MATERIAL FOR THE TASK
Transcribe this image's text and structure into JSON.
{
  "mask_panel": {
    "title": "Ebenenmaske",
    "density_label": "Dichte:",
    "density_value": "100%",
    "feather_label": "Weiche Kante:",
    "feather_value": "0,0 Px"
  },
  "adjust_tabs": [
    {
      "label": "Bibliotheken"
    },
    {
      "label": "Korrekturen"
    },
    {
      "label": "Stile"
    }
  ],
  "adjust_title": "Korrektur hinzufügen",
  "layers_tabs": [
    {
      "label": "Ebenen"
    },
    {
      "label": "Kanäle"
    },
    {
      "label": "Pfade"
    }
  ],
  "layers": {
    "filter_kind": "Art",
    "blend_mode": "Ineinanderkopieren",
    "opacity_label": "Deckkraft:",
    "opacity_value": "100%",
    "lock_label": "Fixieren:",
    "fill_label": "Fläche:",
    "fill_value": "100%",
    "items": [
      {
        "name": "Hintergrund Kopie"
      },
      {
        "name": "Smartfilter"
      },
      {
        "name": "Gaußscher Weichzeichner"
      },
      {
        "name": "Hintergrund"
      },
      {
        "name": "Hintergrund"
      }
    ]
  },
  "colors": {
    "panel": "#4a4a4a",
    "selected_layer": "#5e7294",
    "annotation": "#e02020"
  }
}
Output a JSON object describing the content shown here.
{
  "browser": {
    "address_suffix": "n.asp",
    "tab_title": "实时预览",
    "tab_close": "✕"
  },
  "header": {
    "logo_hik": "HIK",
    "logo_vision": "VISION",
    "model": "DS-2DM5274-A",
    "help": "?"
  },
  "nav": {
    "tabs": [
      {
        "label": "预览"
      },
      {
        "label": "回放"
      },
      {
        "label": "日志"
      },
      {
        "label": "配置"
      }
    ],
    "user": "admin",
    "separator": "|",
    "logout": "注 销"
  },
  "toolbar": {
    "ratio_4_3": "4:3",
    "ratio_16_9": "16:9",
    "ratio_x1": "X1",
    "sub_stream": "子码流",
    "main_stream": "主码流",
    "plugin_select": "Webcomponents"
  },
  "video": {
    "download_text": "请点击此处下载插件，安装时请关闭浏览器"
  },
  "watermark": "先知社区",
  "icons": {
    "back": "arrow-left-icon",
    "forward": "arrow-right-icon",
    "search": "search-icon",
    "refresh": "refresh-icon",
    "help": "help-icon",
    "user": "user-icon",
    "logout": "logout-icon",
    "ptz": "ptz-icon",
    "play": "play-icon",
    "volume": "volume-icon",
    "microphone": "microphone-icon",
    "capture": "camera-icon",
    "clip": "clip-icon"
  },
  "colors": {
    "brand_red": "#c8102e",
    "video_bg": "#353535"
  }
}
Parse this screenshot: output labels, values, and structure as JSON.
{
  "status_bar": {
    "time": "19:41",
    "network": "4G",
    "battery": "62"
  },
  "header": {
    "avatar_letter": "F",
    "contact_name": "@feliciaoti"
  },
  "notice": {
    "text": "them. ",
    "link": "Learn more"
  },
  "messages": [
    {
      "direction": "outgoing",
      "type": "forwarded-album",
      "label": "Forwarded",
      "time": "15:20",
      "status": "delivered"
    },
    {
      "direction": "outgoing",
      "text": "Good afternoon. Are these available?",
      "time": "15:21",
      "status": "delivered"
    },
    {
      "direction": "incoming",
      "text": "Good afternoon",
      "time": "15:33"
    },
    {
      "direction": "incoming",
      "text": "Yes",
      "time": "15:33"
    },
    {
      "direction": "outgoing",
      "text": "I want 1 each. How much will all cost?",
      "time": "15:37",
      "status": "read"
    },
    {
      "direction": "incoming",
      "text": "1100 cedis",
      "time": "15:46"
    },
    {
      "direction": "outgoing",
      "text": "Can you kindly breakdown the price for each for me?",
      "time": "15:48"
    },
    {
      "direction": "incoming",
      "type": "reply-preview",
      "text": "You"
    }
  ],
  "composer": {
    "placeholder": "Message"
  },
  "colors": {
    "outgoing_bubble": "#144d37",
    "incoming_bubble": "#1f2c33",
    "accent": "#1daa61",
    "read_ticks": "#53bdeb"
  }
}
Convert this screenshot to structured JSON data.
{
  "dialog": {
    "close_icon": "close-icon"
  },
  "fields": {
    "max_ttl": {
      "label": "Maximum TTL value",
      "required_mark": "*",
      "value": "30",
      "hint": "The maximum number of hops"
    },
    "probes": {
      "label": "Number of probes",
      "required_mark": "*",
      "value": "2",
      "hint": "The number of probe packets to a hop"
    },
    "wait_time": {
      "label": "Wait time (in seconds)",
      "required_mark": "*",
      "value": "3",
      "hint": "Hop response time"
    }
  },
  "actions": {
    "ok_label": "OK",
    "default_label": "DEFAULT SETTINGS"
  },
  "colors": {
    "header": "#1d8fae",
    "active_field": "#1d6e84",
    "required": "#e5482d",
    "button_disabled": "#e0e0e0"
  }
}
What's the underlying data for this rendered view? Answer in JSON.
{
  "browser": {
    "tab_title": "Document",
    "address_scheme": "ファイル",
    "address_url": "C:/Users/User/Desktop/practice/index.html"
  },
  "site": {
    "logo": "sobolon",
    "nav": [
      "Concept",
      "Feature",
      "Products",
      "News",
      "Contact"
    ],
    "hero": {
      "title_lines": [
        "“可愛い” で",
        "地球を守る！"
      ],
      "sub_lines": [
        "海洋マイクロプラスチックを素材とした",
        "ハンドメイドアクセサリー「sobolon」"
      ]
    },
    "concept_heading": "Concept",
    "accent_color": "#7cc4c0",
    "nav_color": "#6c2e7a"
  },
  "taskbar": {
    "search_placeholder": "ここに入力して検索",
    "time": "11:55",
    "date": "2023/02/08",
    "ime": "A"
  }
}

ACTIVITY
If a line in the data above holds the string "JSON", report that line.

FINISHED TASK
Transcribe this image's text and structure into JSON.
Output a JSON object describing the content shown here.
Parse this screenshot: output labels, values, and structure as JSON.
Convert this screenshot to structured JSON data.
What's the underlying data for this rendered view? Answer in JSON.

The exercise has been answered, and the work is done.